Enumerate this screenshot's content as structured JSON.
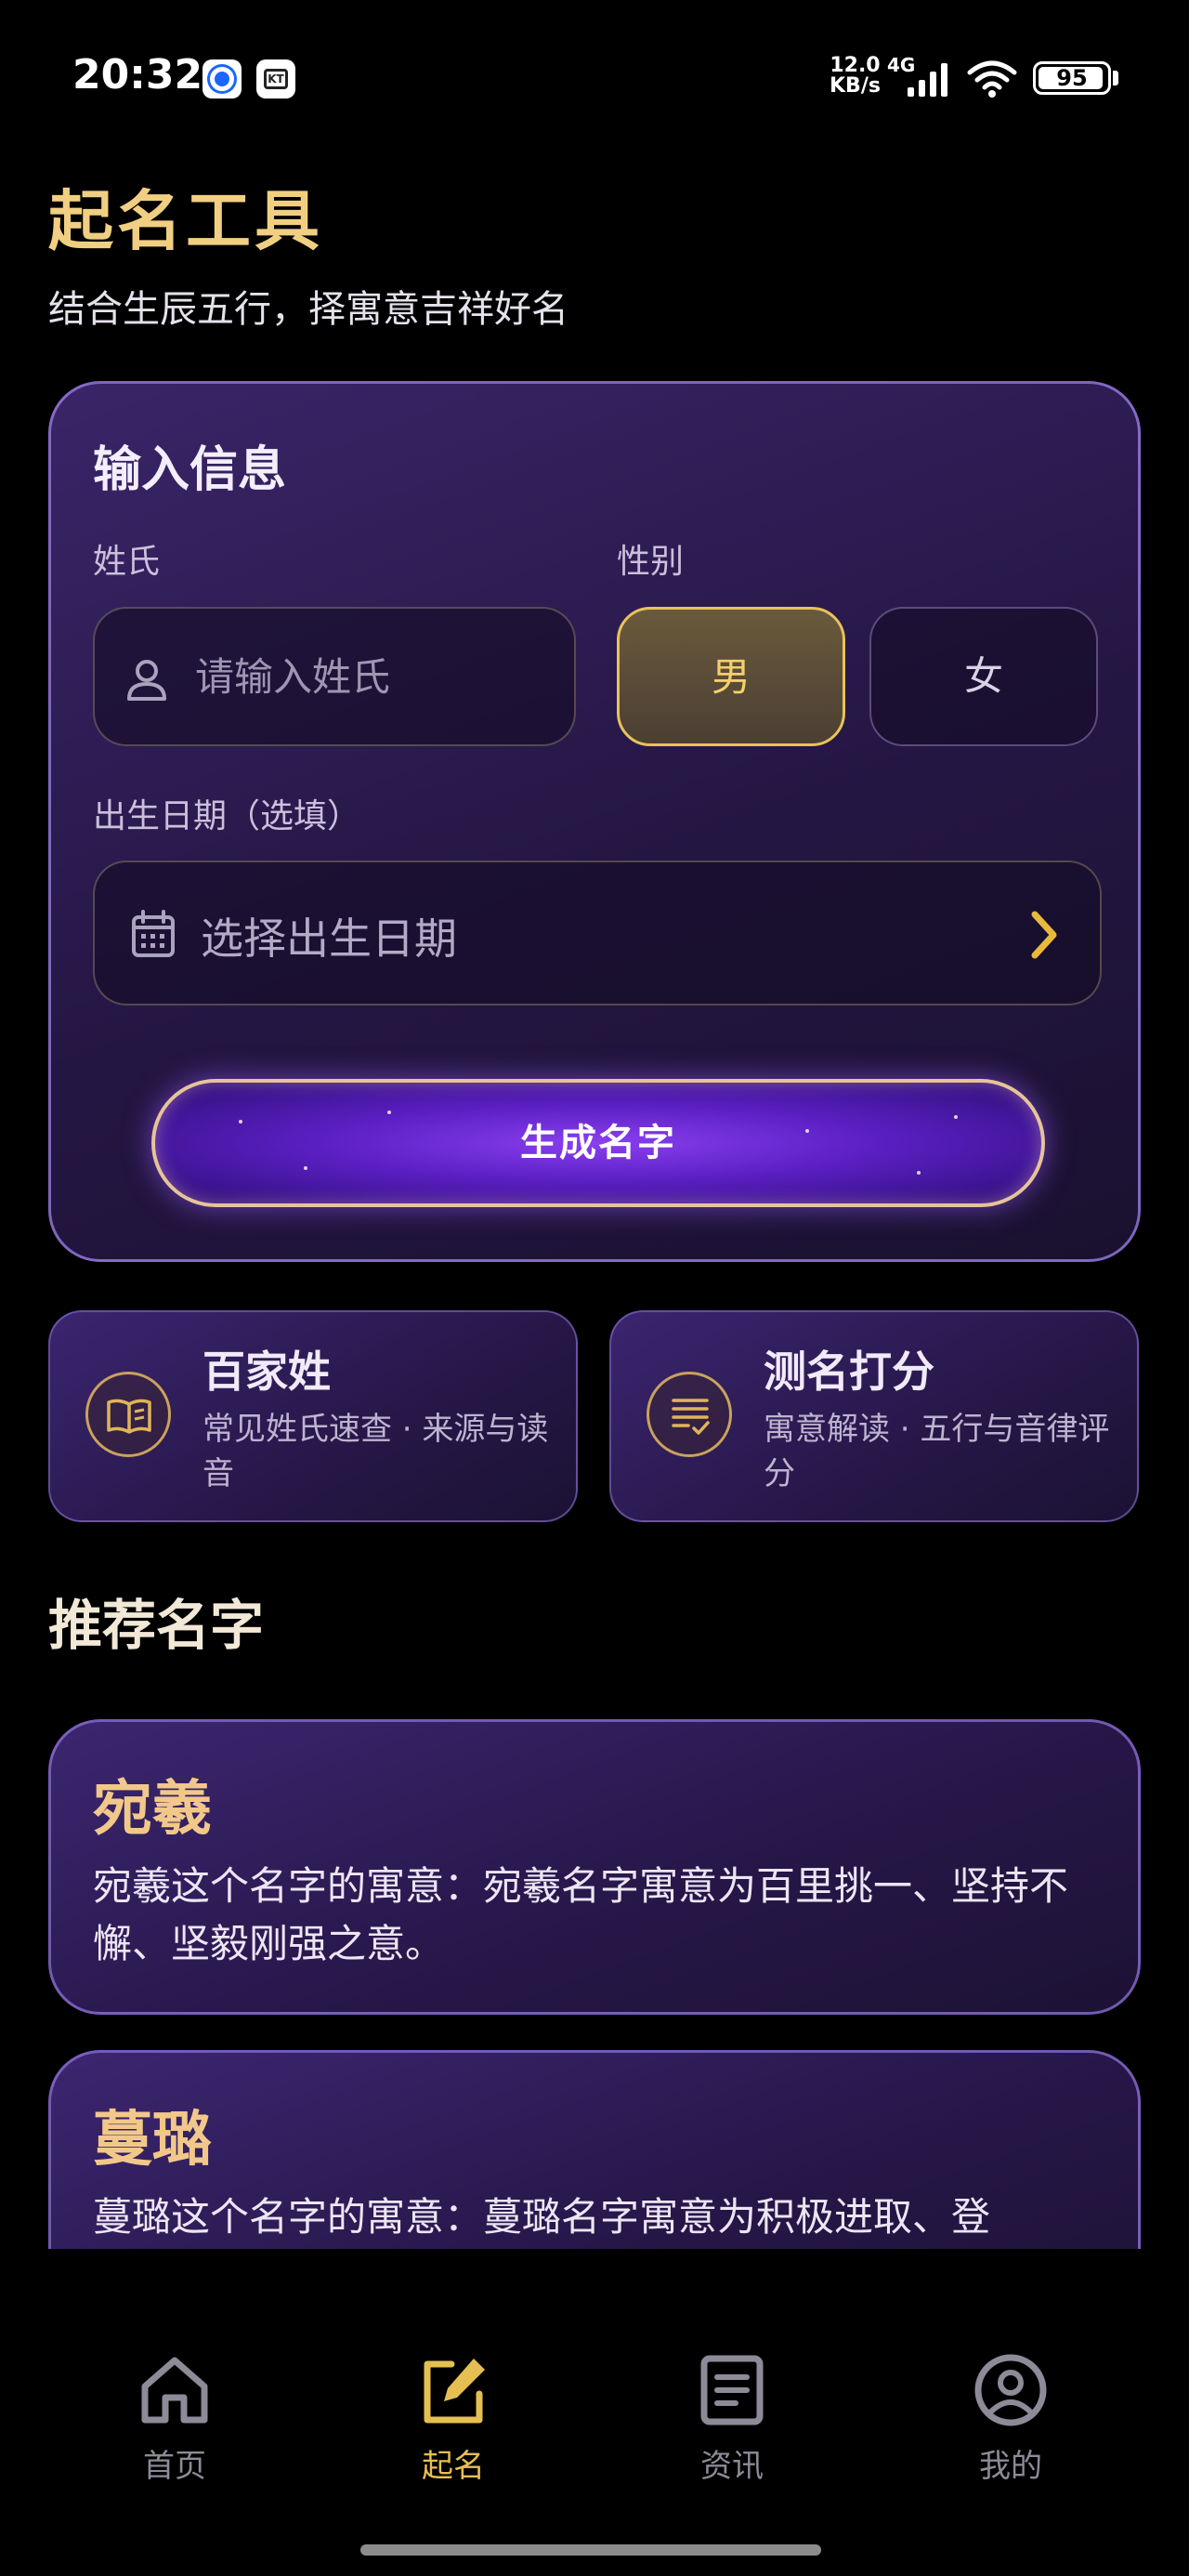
{
  "status_bar": {
    "time": "20:32",
    "net_speed_value": "12.0",
    "net_speed_unit": "KB/s",
    "network": "4G",
    "battery": "95",
    "app_icons": [
      "browser-icon",
      "media-icon"
    ]
  },
  "header": {
    "title": "起名工具",
    "subtitle": "结合生辰五行，择寓意吉祥好名"
  },
  "form": {
    "title": "输入信息",
    "surname_label": "姓氏",
    "surname_placeholder": "请输入姓氏",
    "gender_label": "性别",
    "gender_options": [
      "男",
      "女"
    ],
    "gender_selected": "男",
    "birth_label": "出生日期（选填）",
    "birth_placeholder": "选择出生日期",
    "submit_label": "生成名字"
  },
  "features": [
    {
      "title": "百家姓",
      "desc": "常见姓氏速查 · 来源与读音",
      "icon": "book-icon"
    },
    {
      "title": "测名打分",
      "desc": "寓意解读 · 五行与音律评分",
      "icon": "score-list-icon"
    }
  ],
  "recommend": {
    "title": "推荐名字",
    "names": [
      {
        "name": "宛羲",
        "desc": "宛羲这个名字的寓意：宛羲名字寓意为百里挑一、坚持不懈、坚毅刚强之意。"
      },
      {
        "name": "蔓璐",
        "desc": "蔓璐这个名字的寓意：蔓璐名字寓意为积极进取、登"
      }
    ]
  },
  "bottom_nav": {
    "items": [
      {
        "label": "首页",
        "icon": "home-icon"
      },
      {
        "label": "起名",
        "icon": "edit-icon"
      },
      {
        "label": "资讯",
        "icon": "news-icon"
      },
      {
        "label": "我的",
        "icon": "profile-icon"
      }
    ],
    "active": "起名"
  },
  "colors": {
    "accent_gold": "#f1cf82",
    "nav_active": "#e6bf52",
    "card_border": "#a082eb",
    "background": "#000000"
  }
}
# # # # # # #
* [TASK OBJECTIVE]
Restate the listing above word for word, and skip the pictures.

* [EXERCISE RESULT]
Enumerate this screenshot's content as structured JSON.
{
  "status_bar": {
    "time": "20:32",
    "net_speed_value": "12.0",
    "net_speed_unit": "KB/s",
    "network": "4G",
    "battery": "95",
    "app_icons": [
      "browser-icon",
      "media-icon"
    ]
  },
  "header": {
    "title": "起名工具",
    "subtitle": "结合生辰五行，择寓意吉祥好名"
  },
  "form": {
    "title": "输入信息",
    "surname_label": "姓氏",
    "surname_placeholder": "请输入姓氏",
    "gender_label": "性别",
    "gender_options": [
      "男",
      "女"
    ],
    "gender_selected": "男",
    "birth_label": "出生日期（选填）",
    "birth_placeholder": "选择出生日期",
    "submit_label": "生成名字"
  },
  "features": [
    {
      "title": "百家姓",
      "desc": "常见姓氏速查 · 来源与读音",
      "icon": "book-icon"
    },
    {
      "title": "测名打分",
      "desc": "寓意解读 · 五行与音律评分",
      "icon": "score-list-icon"
    }
  ],
  "recommend": {
    "title": "推荐名字",
    "names": [
      {
        "name": "宛羲",
        "desc": "宛羲这个名字的寓意：宛羲名字寓意为百里挑一、坚持不懈、坚毅刚强之意。"
      },
      {
        "name": "蔓璐",
        "desc": "蔓璐这个名字的寓意：蔓璐名字寓意为积极进取、登"
      }
    ]
  },
  "bottom_nav": {
    "items": [
      {
        "label": "首页",
        "icon": "home-icon"
      },
      {
        "label": "起名",
        "icon": "edit-icon"
      },
      {
        "label": "资讯",
        "icon": "news-icon"
      },
      {
        "label": "我的",
        "icon": "profile-icon"
      }
    ],
    "active": "起名"
  },
  "colors": {
    "accent_gold": "#f1cf82",
    "nav_active": "#e6bf52",
    "card_border": "#a082eb",
    "background": "#000000"
  }
}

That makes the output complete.